Combining Neuroscience and Communication Study
Richard Huskey, of the Cognitive Communication Science Lab, Scheduled to Visit Purdue University this February
How does the brain respond to persuasive health messages, dynamic changes in video game content, and moral narratives? Many communication scientists use computational methods to build and test micro and macro communication theories, investigating the biological substrates of communication process. Dr. Huskey, an expert in communication neuroscience, is scheduled to visit Purdue University Thursday, February 28 through Friday, March 1. He will give a talk titled Macro and Micro Level Approaches to Computational Communication Neuroscience, in Beering B222 Friday, March 1 from 10:30 am to noon.
Huskey applies a computational approach at both the micro and macro communication level in order to determine how an understanding of brain function can assist in testing communication theory. He serves as the Principal Investigator of the Cognitive Communication Science Lab, a cognitive neuroscience lab which studies motivational influences on attitudes and behavior using a variety of computational, behavioral, and neuroimaging techniques. Located within The Ohio State University, the Cognitive Communication Science Lab boasts transparency through an open-source environment and open-source research tools. Research conducted in the Cognitive Communication Science Lab focuses on topics including persuasion, cognitive control and moral reasoning. An Assistant Professor in the School of Communication at The Ohio State University, Huskey also currently serves as an officer of the Communication Science and Biology interest group at the International Communication Association and a member of the Center for Cognitive and Brain Sciences.
While on campus Huskey will be hosting a public research talk. Dr. Richard Huskey will also be meeting with graduate students and faculty members from the College of Liberal Arts and the Polytechnic Institute throughout his time at Purdue.

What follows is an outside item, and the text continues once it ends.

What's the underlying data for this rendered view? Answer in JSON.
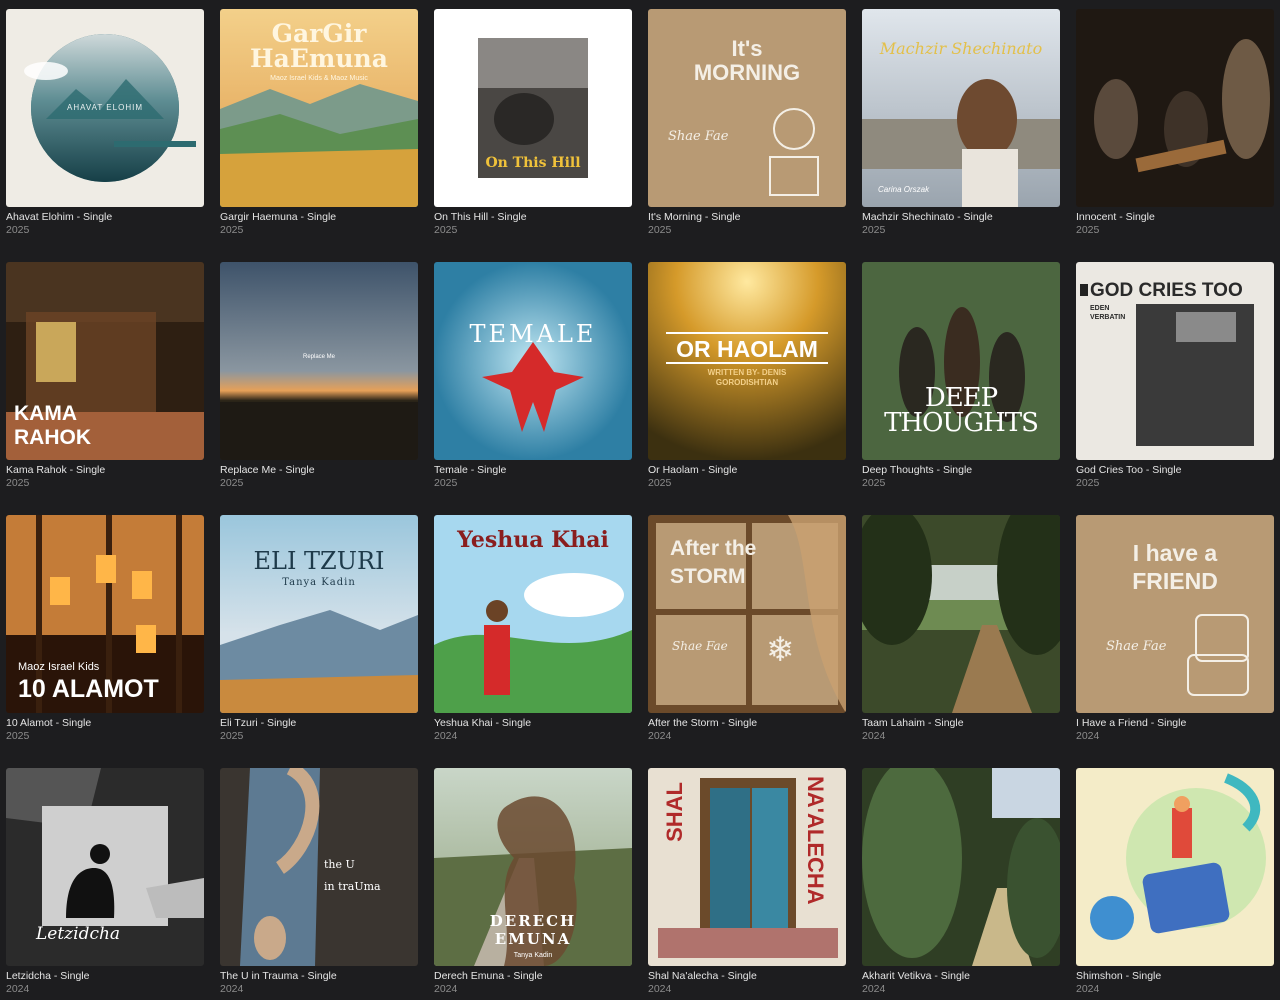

Richard Huskey’s Abstract: “Communication scientists are increasingly adopting computational methods for theory building and testing. Much of this work focuses on the study of human communication at a macro level. For example, communication scientists use computational methods to interrogate who says what, to whom, in what channel, with what effect in large scale data sets comprised of news articles, social media posts, and player behavior in online video games. A related approach applies these same tools to study communication phenomena at a micro level by investigating the biological substrates of communication processes. While my research applies computational approaches at both levels, my talk will primarily focus on understanding how message content modulate brain function, and how an understanding of brain function can assist in communication theory testing. I will conclude with a brief discussion of a recently funded project that will link micro and macro levels of explanation of communication behavior.”